Now I went for the strawberry and elderflower trifle (£8). I’m not a fan of this pud – the idea of it just brings up too many memories of tinned fruit, soggy sponge and sloppy cream. But, judging by the calibre of the previous courses, I threw caution to the wind.
I needn’t have worried because what arrived was a bit of a surprise and a delight. A whimsical take on the usually sherry-drowned party piece of the 70s.
Served up in a Kilner jar, beneath cream and berries were a layer of strawberry custard, and a sponge set into a zippy elderflower jelly, with little explosions of popping candy in every bite. So good in fact that you shouldn’t be surprised if, in a few weeks, you see the recipe on my Weekend Cook page.
We finished with cheese (£10), which had been brought to room temperature, allowing the melting Norfolk White Lady and Baron Bigod to relax into the plate a bit. They came with Norfolk Mardler and spicy Binham Blue. It would have been nice to see a harder East Anglian cheese on there too – smoked Norfolk Dapple, or maybe aged Shipcord. We both liked the selection of accompaniments. A tangy but not too sweet fig chutney, truffle honey (bliss), shaved celery, red grapes, crackers and fruit bread. Our only criticism would be that the fruit bread felt a little dry and stale. It could have done with being toasted.
Overall a relaxing meal of flavoursome food, that definitely lived up to expectations.

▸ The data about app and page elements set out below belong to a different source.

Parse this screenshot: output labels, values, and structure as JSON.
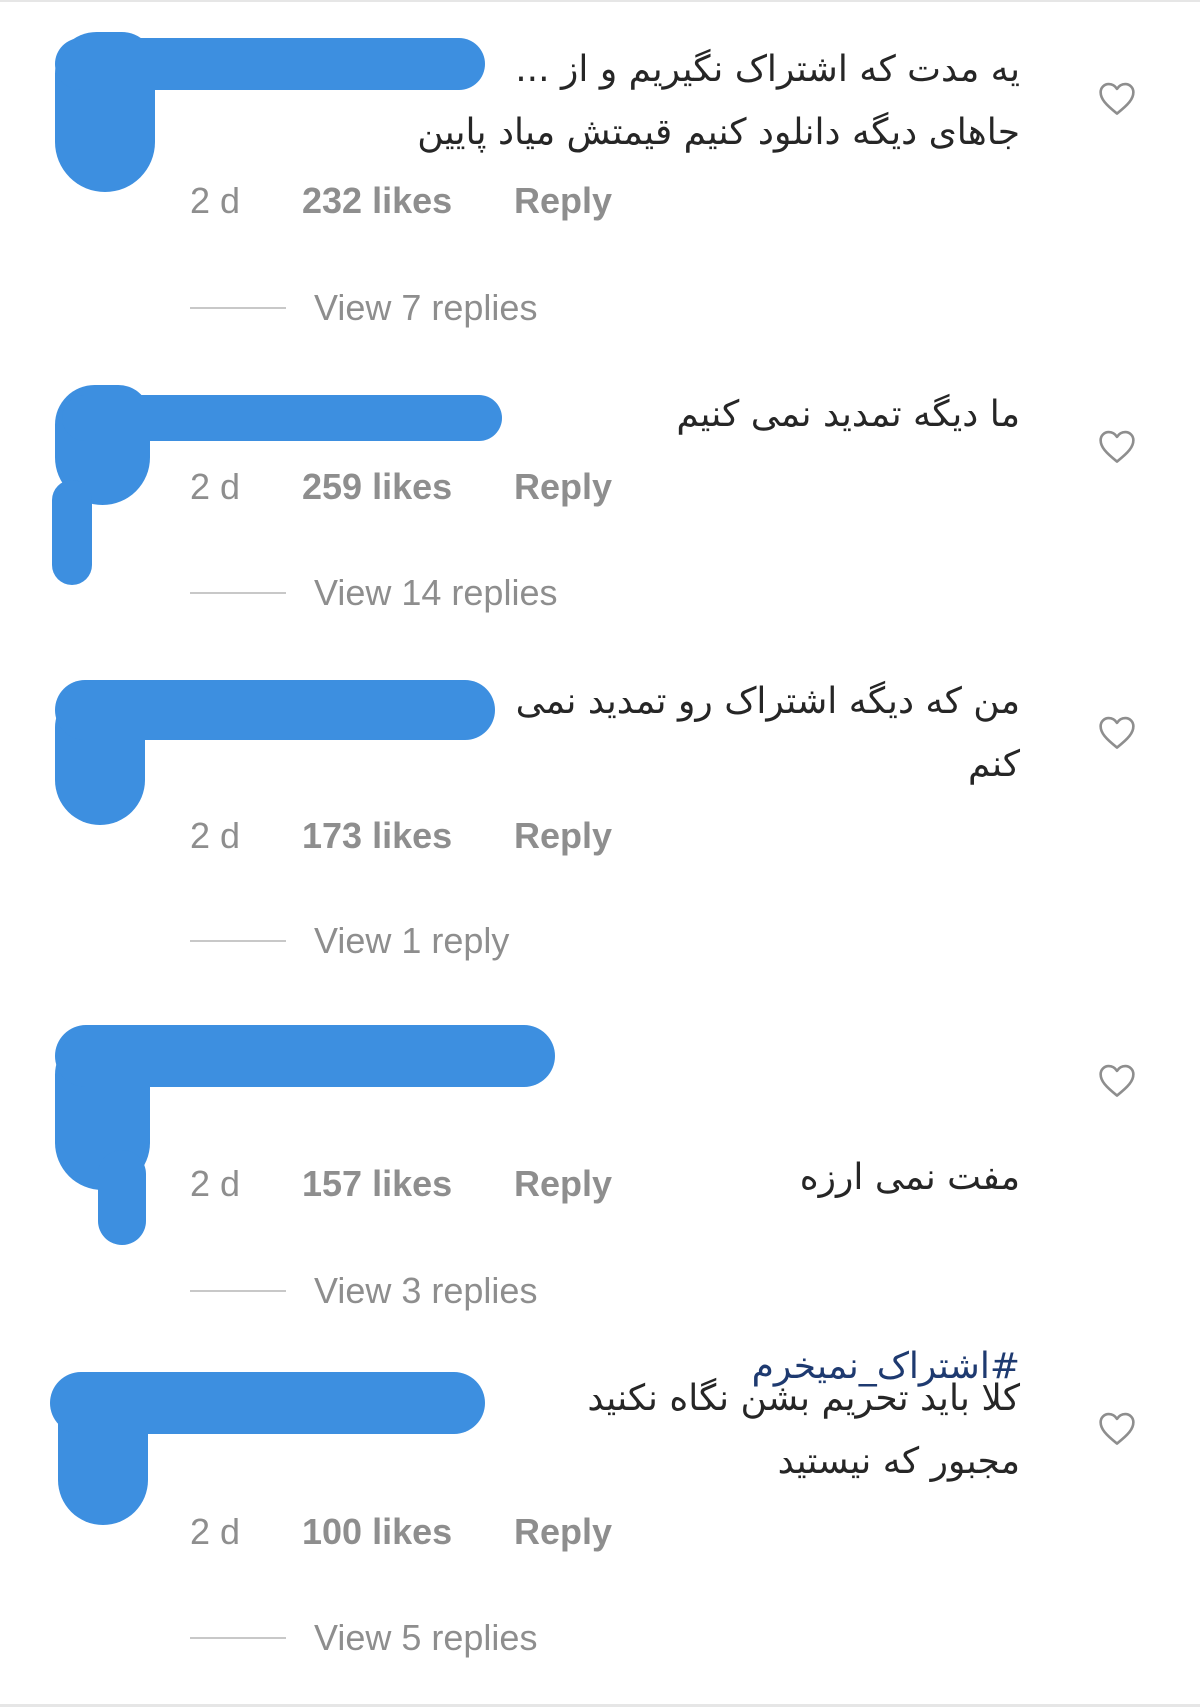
{
  "comments": [
    {
      "text": "یه مدت که اشتراک نگیریم و از ...\nجاهای دیگه دانلود کنیم قیمتش میاد پایین",
      "time": "2 d",
      "likes": "232 likes",
      "reply_label": "Reply",
      "view_replies": "View 7 replies"
    },
    {
      "text": "ما دیگه تمدید نمی کنیم",
      "time": "2 d",
      "likes": "259 likes",
      "reply_label": "Reply",
      "view_replies": "View 14 replies"
    },
    {
      "text": "من که دیگه اشتراک رو تمدید نمی\nکنم",
      "time": "2 d",
      "likes": "173 likes",
      "reply_label": "Reply",
      "view_replies": "View 1 reply"
    },
    {
      "text": "مفت نمی ارزه",
      "hashtag": "#اشتراک_نمیخرم",
      "time": "2 d",
      "likes": "157 likes",
      "reply_label": "Reply",
      "view_replies": "View 3 replies"
    },
    {
      "text": "کلا باید تحریم بشن نگاه نکنید\nمجبور که نیستید",
      "time": "2 d",
      "likes": "100 likes",
      "reply_label": "Reply",
      "view_replies": "View 5 replies"
    }
  ],
  "icons": {
    "like": "heart-outline-icon"
  },
  "colors": {
    "redaction": "#3d8fe0",
    "meta_text": "#8e8e8e",
    "comment_text": "#262626",
    "hashtag": "#1e3a70"
  }
}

A final plea from me. When you go to places like this, don’t be quiet! The dining room was, apart from Elton, spookily silent when we arrived, despite being nearly half full. Restaurants are meant to be full of laughter and joy and conversation. But when you enter somewhere that’s glossy and linen-lined there’s a tendency to revert to schooldays. Back straight. Mouth shut. The mood definitely improved later in the evening as some ‘louder’ tables arrived, encouraging more people to natter. I’m not saying you should whip your shirt off and start singing, but don’t be afraid to talk. Our restaurants have been quiet for far too many months over lockdown. Enjoy them!
Book at theswanatlavenham.co.uk